Seeing as how the property in question for a system has a drop in elevation of about 30", dividing it at the 1/3 mark (of about a 1/4 acre total space), there is an option of a bed system at the lower level, and a raft system (eventually) at the higher level - as a possibility. Because it is in Central America, - money is an object, - wood rots rapidly, and is enjoyed by termites, - as well as (my) long history working with concrete, most of the parts and pieces would (eventually) be made with (reinforced - ferro) concrete for tanks, later for beds as well, using plastic (yuck!) lined ditches to start with - "yuck" - because any reasoning to do with Styrofoam also applies to plastic sheets, including sun exposure - as well as being readily available at the corner store, therefor easy to get.
The learning curve with aquaponics began with two assistants wishing to continue their (temporary) employment, and a vague idea of 'raising fish' - therefor a twelve (or so) foot diameter hole in the ground, four feet deep developed at about the breaking point in the elevation of the land, making it possible to consider draining the (upper) beds directly back into this 'tank' - which could end up (now) being the last one built!

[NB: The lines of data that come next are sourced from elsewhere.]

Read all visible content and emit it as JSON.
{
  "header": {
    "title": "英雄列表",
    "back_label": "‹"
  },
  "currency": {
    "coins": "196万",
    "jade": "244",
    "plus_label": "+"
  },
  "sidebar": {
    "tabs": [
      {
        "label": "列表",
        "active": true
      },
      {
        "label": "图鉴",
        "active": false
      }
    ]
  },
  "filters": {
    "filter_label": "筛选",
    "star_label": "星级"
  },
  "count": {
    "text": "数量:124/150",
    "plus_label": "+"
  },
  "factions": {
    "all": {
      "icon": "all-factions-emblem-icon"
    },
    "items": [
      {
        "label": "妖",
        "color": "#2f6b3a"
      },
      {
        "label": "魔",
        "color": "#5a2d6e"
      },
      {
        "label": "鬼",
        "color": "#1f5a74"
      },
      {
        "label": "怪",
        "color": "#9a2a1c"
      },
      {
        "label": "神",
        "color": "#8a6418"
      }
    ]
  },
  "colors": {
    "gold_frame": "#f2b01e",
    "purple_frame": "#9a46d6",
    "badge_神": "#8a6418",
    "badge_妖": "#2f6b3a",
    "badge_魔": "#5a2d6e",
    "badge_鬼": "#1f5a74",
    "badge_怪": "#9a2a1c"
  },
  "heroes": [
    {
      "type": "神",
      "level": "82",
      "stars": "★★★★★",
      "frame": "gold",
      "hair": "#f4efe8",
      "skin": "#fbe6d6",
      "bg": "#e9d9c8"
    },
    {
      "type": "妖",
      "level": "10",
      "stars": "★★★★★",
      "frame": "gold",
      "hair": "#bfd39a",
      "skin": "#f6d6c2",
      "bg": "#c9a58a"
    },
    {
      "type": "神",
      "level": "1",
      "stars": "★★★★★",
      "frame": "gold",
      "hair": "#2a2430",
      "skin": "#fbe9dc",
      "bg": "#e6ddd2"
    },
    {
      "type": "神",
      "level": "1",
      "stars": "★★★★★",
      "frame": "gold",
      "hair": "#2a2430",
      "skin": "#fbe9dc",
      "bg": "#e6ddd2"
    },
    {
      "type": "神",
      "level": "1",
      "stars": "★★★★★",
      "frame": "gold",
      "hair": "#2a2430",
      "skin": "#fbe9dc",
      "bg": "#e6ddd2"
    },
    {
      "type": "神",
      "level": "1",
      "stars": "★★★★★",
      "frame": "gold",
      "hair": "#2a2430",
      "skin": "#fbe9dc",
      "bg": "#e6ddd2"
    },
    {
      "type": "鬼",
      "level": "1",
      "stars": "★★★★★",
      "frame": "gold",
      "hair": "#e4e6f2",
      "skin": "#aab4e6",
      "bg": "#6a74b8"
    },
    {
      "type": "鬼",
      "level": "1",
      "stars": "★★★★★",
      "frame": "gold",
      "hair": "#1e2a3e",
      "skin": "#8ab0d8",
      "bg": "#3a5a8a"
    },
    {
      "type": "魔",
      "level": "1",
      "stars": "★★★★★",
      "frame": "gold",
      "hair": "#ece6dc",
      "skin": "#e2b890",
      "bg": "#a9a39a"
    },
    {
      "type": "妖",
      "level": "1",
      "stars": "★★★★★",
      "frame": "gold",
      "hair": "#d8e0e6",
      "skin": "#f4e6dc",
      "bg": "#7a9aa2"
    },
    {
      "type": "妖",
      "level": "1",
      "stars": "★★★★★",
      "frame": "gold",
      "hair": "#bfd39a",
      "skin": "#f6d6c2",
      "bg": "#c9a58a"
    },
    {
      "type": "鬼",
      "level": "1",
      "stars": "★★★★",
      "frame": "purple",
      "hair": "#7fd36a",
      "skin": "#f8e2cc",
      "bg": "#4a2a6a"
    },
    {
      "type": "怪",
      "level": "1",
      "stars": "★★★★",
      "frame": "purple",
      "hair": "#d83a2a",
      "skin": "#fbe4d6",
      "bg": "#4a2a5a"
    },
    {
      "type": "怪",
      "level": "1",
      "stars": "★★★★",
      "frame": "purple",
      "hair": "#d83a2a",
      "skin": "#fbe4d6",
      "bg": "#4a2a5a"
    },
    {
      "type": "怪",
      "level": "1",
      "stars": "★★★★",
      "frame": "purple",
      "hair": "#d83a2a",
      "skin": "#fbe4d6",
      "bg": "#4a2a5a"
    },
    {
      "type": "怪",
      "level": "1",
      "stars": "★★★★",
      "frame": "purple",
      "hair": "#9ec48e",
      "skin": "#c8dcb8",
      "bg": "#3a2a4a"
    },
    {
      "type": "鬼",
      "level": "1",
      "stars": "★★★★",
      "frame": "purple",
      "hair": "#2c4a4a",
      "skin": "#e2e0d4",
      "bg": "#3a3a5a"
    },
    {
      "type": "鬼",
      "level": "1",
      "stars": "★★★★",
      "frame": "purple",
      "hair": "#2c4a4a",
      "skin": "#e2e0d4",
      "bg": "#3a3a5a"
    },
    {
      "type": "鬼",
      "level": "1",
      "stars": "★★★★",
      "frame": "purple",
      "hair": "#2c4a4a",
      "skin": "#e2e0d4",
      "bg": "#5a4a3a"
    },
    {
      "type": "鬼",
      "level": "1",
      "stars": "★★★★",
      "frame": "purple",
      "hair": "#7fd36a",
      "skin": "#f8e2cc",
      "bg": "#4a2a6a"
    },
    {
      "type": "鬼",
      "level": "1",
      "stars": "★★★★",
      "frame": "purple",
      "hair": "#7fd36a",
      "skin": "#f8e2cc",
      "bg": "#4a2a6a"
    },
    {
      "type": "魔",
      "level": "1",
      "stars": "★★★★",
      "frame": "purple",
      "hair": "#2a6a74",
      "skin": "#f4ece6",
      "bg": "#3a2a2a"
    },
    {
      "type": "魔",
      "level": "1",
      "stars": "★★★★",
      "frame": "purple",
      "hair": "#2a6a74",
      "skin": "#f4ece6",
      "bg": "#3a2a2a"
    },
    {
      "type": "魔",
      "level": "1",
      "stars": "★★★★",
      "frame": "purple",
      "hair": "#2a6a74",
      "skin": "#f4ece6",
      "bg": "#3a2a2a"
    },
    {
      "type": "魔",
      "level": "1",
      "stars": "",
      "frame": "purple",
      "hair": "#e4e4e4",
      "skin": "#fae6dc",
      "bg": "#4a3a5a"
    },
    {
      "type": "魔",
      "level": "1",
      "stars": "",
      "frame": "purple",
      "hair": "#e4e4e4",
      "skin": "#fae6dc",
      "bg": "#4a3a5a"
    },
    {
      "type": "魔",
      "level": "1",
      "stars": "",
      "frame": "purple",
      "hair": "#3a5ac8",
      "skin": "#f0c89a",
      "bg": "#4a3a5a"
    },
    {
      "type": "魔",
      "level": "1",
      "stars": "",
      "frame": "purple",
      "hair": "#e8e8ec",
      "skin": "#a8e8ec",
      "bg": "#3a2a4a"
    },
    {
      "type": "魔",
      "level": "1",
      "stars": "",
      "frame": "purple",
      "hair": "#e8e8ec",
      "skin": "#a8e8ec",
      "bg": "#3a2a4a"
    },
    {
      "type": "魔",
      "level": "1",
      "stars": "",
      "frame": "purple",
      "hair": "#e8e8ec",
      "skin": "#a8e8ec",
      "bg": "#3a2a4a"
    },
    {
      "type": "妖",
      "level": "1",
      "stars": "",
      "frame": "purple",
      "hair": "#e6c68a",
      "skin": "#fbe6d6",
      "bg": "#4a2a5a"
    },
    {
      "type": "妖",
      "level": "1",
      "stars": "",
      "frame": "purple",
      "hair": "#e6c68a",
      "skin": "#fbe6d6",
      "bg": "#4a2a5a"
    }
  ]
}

The learning curve so far has included reading virtually everything on this site, and every other thing and site available on the net even remotely connected to aquaponics - meaning I'm just beginning to learn; - a long history of gardening, and raising ornamental tropical fish also fits in there somewhere
At the moment am considering the purchase of two reference books, one "Recirculating Aquaculture", the other "Tilpapia", but in trying to find the sources, realize there is a huge body of free info not yet read. -- Normally not very verbose, I am simply responding to the question of "why styrofoam" - any further input is much appreciated
These are the two books referred to as being possible purchases, for further study, any input from someone familiar with either of these two books would be appreciated, as they do cost!
"Recirculating Aquaculture" "Tilapia"
When he asked "how will you clean it?" Was he meaning the initial washing of the gravel? Or did he mean cleaning as in maintenance?
In a media bed system, provided you put in twice as much media bed volume as you have fish tank volume, and don't over stock the fish tank. The media beds should never need "cleaning"
Clairifiers and filters not required in a media bed system so long as you have enough media beds to handle the solids. The flood and drain action provides the aeration needed to take care of the mineralization and composting worms help with that. So long as your gravel is large enough, clogging is not an issue.
(Now if you go cascading the beds so that the top bed gets all the flow from the fish tank and then feeds the next bed, the top bed will get too much solids and may need cleaning out, I recommend that each bed get it's flow from the fish tank so they can all enjoy the expanded nutrients from the mineralization of the solids.)
While if you go with a raft system, some one needs to clean the clairifier daily if it is a heavily stocked system or if you want to avoid all that, you need to go with an extremely low stocking level of something like 9 fish per 4 x 8 raft and those beds will need to be cleaned out occasionally.
Good Luck on the research.